--- START ---
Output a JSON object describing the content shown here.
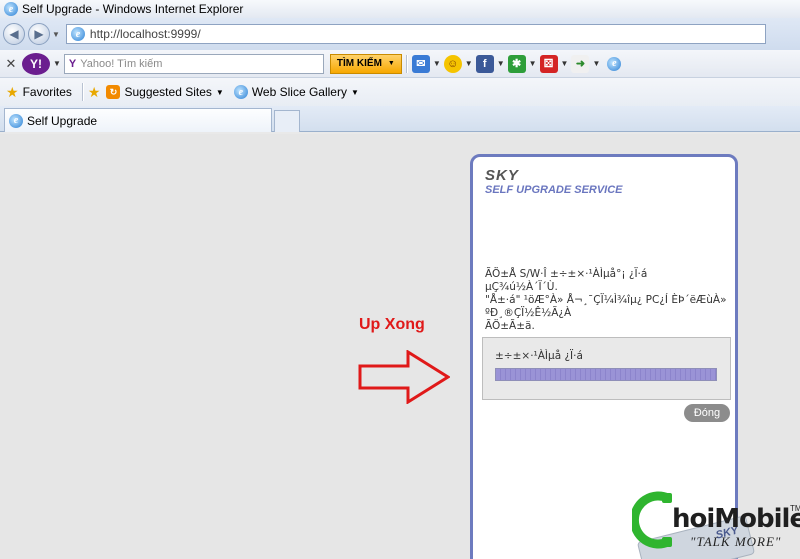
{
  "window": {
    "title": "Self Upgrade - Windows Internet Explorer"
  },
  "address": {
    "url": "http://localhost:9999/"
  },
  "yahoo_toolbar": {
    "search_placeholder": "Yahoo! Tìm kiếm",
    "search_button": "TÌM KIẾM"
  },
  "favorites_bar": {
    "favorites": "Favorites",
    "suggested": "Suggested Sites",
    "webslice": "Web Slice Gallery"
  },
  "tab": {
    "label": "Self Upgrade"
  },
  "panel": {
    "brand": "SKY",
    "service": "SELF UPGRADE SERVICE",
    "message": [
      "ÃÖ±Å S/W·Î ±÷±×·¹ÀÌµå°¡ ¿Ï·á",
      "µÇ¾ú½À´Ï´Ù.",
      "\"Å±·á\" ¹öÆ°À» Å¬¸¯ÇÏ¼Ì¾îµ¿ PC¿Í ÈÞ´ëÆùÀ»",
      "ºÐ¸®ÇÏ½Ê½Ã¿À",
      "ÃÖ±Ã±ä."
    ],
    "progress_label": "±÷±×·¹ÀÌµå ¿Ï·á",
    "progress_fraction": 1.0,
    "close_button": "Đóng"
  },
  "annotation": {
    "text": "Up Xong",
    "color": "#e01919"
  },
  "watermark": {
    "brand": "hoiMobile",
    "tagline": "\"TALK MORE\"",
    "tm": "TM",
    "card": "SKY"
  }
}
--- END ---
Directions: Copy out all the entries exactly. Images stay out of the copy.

Solution to the problem:
Output a JSON object describing the content shown here.
{
  "window": {
    "title": "Self Upgrade - Windows Internet Explorer"
  },
  "address": {
    "url": "http://localhost:9999/"
  },
  "yahoo_toolbar": {
    "search_placeholder": "Yahoo! Tìm kiếm",
    "search_button": "TÌM KIẾM"
  },
  "favorites_bar": {
    "favorites": "Favorites",
    "suggested": "Suggested Sites",
    "webslice": "Web Slice Gallery"
  },
  "tab": {
    "label": "Self Upgrade"
  },
  "panel": {
    "brand": "SKY",
    "service": "SELF UPGRADE SERVICE",
    "message": [
      "ÃÖ±Å S/W·Î ±÷±×·¹ÀÌµå°¡ ¿Ï·á",
      "µÇ¾ú½À´Ï´Ù.",
      "\"Å±·á\" ¹öÆ°À» Å¬¸¯ÇÏ¼Ì¾îµ¿ PC¿Í ÈÞ´ëÆùÀ»",
      "ºÐ¸®ÇÏ½Ê½Ã¿À",
      "ÃÖ±Ã±ä."
    ],
    "progress_label": "±÷±×·¹ÀÌµå ¿Ï·á",
    "progress_fraction": 1.0,
    "close_button": "Đóng"
  },
  "annotation": {
    "text": "Up Xong",
    "color": "#e01919"
  },
  "watermark": {
    "brand": "hoiMobile",
    "tagline": "\"TALK MORE\"",
    "tm": "TM",
    "card": "SKY"
  }
}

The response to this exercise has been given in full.